Not all laptops are created equally, or so says JW Sherman.
When was the last time you made a decision that in some way inconvenienced yourself because of a principle you considered worth the trouble? It is something I admit I have done from time to time, but probably not nearly enough.
I do not mean being put in the position of facing any real personal peril. For those rare souls, the greatest of admiration is warranted. No, what I am talking about are those smaller, more mundane decisions that we might face on almost any day, but still contain an ethical choice.
Take a visit to the supermarket, for instance: do you make sure to buy free-range eggs and no genetically modified produce? These are small decisions in the scheme of things, but ones in which you take a position that in some way says, “This is what I think is right and acceptable.”
I raise this question now as I happened to note the release in mid-February of Apple’s annual Supplier Responsibility Progress Report. This document details the findings of its audits into the working conditions and manufacturing practices of the many hundreds of suppliers from around the world who contribute to the making of its omnipresent products.
Over the last several years issues surrounding conditions for workers at the company’s suppliers have made worldwide headlines, and generally not in a positive way. So, the production of the report (which is heavy with images of smiling workers and passages on the company’s programs) in itself is an exercise in restoring some shine to Apple’s image.
Take the title for instance, which is a clever bit of phrasing. It positions the suppliers, rather than Apple, at the centre of responsibility for ensuring adequate working conditions. This is not to say the company has not made considerable efforts to ensure its standards are adhered to. In 2013 they conducted 451 audits at all levels of the supply chain (an increase of 51 percent over the previous year) covering facilities in which nearly 1.5 million people were employed.
While not understating the enormous challenge of managing such a huge system of global suppliers, staying on top of these issues will require ongoing diligence. For instance, the audits found 23 workers who had been employed underage, down from more 100 the previous year. It also found that 95 percent of suppliers complied with the company’s policy that workers did no more than 60 hours per week, “except in unusual circumstances”, and that all overtime was voluntary.
It has been some time since I have done a 60-hour week, but in the days when I did I was always secure in the knowledge I would be well rewarded for it. A February article from the IDG News Service detailed the lives of some of the employees at the Foxconn factory in Zhengzhou, China which produces iPhones. Here workers are putting in 10-hour shifts to help make roughly 10,000 handsets each day and earn a base monthly salary of 2,000 yuan, or around $320.

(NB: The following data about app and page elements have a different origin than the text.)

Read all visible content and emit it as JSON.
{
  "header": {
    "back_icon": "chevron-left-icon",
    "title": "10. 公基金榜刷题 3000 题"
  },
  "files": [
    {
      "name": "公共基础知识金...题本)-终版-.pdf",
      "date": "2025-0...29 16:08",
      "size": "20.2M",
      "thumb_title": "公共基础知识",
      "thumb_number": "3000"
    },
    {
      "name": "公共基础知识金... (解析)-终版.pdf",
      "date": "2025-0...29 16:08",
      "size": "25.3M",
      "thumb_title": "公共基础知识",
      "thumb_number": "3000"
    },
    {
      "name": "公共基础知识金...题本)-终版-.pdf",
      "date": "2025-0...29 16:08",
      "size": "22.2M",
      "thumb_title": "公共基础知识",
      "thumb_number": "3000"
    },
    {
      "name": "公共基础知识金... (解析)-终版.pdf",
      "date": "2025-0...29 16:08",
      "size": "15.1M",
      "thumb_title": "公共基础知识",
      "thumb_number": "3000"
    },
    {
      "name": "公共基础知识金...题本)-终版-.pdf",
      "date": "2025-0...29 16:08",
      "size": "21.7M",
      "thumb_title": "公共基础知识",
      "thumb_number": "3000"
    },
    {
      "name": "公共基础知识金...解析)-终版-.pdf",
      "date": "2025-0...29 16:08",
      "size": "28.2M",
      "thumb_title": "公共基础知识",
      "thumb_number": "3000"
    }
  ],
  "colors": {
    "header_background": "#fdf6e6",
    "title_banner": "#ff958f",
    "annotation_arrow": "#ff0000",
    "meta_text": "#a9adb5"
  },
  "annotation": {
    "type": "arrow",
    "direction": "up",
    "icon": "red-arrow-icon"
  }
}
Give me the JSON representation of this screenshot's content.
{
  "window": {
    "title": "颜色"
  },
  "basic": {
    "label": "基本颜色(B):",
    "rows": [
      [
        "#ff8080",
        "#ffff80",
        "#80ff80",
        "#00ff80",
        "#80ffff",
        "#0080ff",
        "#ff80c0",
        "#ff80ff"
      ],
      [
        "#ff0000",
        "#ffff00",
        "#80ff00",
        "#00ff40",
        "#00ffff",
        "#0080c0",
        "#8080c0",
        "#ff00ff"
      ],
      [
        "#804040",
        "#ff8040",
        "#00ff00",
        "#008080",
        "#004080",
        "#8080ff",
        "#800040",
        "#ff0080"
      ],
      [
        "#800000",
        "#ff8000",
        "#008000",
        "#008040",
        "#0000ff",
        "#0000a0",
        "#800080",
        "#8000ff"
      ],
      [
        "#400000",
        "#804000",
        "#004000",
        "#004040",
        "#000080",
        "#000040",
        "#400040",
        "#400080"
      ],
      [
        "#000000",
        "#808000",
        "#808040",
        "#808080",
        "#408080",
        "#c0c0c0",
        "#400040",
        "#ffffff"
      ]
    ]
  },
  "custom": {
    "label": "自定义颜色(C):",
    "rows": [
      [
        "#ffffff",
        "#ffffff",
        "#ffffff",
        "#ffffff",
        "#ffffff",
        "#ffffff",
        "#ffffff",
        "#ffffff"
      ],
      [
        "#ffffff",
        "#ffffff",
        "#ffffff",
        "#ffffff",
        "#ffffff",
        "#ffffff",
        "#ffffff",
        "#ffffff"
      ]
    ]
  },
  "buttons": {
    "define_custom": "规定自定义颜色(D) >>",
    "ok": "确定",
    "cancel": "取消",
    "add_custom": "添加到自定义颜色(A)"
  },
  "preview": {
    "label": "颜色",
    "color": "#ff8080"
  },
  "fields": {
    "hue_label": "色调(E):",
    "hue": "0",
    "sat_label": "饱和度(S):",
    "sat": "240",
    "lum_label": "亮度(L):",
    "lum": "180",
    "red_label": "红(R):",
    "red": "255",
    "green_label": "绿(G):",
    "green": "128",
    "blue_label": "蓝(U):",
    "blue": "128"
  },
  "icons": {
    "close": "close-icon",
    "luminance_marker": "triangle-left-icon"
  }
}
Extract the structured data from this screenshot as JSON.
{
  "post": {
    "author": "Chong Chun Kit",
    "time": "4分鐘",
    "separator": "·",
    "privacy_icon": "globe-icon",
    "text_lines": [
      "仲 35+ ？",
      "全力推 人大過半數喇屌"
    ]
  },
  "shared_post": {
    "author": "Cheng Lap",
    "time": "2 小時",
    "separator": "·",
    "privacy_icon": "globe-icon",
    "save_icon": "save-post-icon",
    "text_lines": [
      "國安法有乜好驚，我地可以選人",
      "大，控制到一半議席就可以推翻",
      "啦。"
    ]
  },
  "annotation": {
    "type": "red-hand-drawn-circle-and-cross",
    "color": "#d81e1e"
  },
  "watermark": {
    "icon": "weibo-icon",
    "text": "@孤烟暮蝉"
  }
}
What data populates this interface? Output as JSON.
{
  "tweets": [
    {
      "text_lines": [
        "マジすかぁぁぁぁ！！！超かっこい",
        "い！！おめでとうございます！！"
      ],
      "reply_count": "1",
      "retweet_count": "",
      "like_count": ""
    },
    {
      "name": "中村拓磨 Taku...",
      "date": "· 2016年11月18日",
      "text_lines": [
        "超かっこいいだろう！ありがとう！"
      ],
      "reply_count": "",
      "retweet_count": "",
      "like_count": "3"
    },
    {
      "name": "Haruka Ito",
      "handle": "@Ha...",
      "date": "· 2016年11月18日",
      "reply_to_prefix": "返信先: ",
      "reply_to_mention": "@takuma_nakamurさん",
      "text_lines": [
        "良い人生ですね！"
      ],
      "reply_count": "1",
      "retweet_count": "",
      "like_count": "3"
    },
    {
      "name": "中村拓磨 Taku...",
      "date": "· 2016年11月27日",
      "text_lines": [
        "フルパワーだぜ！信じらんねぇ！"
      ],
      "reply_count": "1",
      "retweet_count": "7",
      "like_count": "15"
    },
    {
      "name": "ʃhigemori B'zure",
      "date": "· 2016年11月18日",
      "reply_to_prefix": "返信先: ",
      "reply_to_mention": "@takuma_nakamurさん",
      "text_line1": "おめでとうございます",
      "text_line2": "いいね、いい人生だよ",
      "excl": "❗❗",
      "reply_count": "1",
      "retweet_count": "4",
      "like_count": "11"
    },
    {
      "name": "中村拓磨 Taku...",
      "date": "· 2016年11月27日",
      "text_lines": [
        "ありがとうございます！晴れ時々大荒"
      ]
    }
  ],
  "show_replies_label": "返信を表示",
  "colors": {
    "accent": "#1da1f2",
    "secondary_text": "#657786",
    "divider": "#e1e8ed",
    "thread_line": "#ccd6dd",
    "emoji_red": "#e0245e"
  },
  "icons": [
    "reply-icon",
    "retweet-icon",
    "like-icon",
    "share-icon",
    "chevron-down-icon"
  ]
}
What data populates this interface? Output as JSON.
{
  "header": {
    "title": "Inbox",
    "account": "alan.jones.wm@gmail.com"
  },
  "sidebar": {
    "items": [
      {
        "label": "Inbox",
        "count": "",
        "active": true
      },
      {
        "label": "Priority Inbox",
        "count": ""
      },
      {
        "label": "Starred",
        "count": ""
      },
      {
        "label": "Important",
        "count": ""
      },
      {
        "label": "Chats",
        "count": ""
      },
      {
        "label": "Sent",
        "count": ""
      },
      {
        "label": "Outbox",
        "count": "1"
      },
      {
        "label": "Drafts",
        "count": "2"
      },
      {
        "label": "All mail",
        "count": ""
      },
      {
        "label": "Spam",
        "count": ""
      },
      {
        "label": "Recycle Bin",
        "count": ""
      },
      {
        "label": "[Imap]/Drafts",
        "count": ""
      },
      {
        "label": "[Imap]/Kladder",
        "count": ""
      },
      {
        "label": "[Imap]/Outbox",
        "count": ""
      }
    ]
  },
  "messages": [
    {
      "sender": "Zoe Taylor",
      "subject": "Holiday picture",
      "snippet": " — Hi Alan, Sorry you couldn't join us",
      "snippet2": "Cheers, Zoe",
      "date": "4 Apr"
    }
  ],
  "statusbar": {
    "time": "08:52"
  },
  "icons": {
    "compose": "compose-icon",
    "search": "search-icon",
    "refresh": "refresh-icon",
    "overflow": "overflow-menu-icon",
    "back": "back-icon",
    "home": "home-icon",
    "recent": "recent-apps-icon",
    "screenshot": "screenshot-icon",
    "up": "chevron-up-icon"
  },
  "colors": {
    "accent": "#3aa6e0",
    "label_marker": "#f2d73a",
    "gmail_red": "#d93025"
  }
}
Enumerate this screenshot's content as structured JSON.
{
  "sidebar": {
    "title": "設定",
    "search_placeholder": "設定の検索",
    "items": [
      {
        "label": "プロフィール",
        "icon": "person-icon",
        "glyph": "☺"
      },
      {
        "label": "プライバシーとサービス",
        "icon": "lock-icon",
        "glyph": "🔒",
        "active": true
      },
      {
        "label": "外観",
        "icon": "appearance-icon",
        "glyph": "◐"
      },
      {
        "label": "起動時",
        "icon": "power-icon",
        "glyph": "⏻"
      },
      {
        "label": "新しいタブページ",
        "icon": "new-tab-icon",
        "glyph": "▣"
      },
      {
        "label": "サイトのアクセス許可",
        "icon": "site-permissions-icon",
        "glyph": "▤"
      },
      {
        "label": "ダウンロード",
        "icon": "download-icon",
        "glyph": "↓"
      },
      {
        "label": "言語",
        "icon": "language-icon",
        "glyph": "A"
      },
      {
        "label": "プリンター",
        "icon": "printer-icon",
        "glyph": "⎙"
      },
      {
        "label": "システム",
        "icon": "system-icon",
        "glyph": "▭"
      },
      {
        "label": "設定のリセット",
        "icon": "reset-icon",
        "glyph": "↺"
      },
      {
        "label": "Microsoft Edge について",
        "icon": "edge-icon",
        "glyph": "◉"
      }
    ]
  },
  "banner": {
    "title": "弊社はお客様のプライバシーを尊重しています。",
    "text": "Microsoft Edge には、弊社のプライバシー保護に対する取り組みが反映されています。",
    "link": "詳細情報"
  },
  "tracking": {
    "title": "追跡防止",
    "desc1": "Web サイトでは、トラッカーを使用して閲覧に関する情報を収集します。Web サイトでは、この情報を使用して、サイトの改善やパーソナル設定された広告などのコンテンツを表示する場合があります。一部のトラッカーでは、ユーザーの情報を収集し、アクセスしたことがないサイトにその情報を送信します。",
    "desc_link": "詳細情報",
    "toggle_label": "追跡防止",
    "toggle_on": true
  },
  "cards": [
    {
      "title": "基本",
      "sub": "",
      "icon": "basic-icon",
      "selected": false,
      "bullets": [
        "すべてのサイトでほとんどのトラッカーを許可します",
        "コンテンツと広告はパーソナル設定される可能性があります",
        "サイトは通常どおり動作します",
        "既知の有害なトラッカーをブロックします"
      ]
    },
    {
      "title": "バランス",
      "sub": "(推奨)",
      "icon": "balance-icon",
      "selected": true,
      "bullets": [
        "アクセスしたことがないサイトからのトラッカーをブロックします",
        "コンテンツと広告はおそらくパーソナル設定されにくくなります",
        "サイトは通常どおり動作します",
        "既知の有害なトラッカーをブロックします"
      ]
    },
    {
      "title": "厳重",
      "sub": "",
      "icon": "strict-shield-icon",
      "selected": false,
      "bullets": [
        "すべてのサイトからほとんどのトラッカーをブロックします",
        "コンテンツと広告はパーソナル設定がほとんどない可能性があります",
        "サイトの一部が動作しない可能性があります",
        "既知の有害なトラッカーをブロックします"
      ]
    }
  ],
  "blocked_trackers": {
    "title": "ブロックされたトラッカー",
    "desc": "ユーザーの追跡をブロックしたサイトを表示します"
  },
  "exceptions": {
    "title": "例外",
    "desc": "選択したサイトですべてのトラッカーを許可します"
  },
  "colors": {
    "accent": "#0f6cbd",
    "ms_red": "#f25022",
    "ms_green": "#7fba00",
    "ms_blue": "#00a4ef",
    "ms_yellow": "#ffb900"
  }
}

Of course I am aware of the irony that I personally enjoy the lower cost of living here in Asia. However, perhaps it is slightly different to spend only a few dollars for a meal at a family-run noodle shop and amassing among the largest cash holdings of any company in the world via the long hours and low pay of workers in developing countries.
Of course it was the Taiwanese manufacturer Foxconn who was largely responsible for bringing the plight of workers in the Apple supply chain to prominence a few years ago. After a spate of suicides among workers at another of Foxconn’s facilities in China in 2010, the low pay, long hours and poor living conditions could no longer be ignored.
And yet, I wonder if they were largely ignored, apart from in the press where much mileage was made out of the story. I don’t recall hearing calls for the boycott of Apple products, or any protests outside their sleek stores. Perhaps the oft-talked-about deep affection Apple users have for the company’s products exerted a stronger pull.
Which brings me, rather circuitously and at some length, back to my initial question: how often do we make a decision based on what we believe is acceptable rather than for convenience or to satisfy our desires? It is very much a question that each individual will have a separate answer to.
For instance, I personally do not have a problem with genetically-modified crops (a discussion for another day), but several years ago I took the decision to purchase a computer made in Richmond, Virginia, to be exact. It was around the same price as an Apple machine, and a little more trouble to service when you’re not in the United States, but it was a personal choice to support American jobs and not reward what I felt was unfair treatment to workers in developing countries.
It may be a fairly insignificant decision in the bigger scheme of things, but it was my take on what I thought was right and acceptable.
JW Sherman is an American management consultant who has been living in Southeast Asia for more than 20 years.